Secretary Humphrey concluded the discussion of Japan by saying that we would have to face the fact and realize that we could not hope to keep Japan as a loyal ally of the West if it became dependent economically on Communist China. Such dependence would provide the Chinese Communists with a terrible club to hold over Japan.
. . . . . . .
Action on Item 6:
The National Security Council:10
- Discussed the reference report on the subject (NSC 125/4) and agreed that it should be revised to take account of the question of the long-term viability of the economy of a Japan deprived of the raw materials and markets of the Chinese mainland.
- Deferred further action on this report pending further study.
. . . . . . .
- Drafted by Gleason on Apr. 16.↩
- Dated Mar. 30, not printed. (S/S–NSC files, lot 63 D 351, NSC 125 Series) For additional comment on its substance, see Robertson’s memorandum to the Secretary, Document 652.↩
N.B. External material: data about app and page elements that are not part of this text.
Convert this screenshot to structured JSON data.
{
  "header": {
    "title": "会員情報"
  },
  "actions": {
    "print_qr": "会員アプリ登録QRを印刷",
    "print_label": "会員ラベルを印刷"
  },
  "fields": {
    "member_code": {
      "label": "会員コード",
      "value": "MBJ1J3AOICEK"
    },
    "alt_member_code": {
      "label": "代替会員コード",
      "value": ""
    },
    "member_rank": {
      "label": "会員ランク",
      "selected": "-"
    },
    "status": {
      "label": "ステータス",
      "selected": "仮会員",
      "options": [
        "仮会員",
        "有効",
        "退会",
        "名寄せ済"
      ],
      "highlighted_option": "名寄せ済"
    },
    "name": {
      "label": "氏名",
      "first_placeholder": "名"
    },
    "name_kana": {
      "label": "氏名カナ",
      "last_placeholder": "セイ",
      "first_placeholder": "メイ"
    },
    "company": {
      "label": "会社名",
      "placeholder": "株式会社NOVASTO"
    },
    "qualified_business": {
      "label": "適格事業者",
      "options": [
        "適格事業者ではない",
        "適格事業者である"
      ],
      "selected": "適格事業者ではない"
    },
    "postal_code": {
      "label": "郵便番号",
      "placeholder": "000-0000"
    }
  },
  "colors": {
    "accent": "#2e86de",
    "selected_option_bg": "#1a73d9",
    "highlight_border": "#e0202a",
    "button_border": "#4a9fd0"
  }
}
- Dated Feb. 19, not printed. (S/S–NSC files, lot 63 D 351, NSC 125 Series)↩
- Dated Feb. 19, not printed. (S/S–NSC files, lot 63 D 351, NSC 125 Series) But see Document 646.↩
- Document 588.↩
- Dated July 23, 1952, not printed. (S/S–NSC files, lot 63 D 351, NSC 125 Series) But see footnote 6, Document 586.↩
- Document 567.↩
- Several other NSC papers were discussed conjointly with NSC 125/4. For other extracts from this section of the memorandum of discussion, see Document 93; vol. xv, Part 1, p. 892; and vol. xii, Part 1, p. 298.↩
- The proposals in NSC 125/4 were additional suggestions for the implementation of the “objectives” stated in NSC 125/2. Hence the economic “objective” for Japan remained that stated in paragraph 6.c of NSC 125/2.↩
- The following paragraphs constitute NSC Action No. 761. (S/S–NSC (Miscellaneous) files, lot 65 D 95, “Record of Actions by the National Security Council, 1953”)↩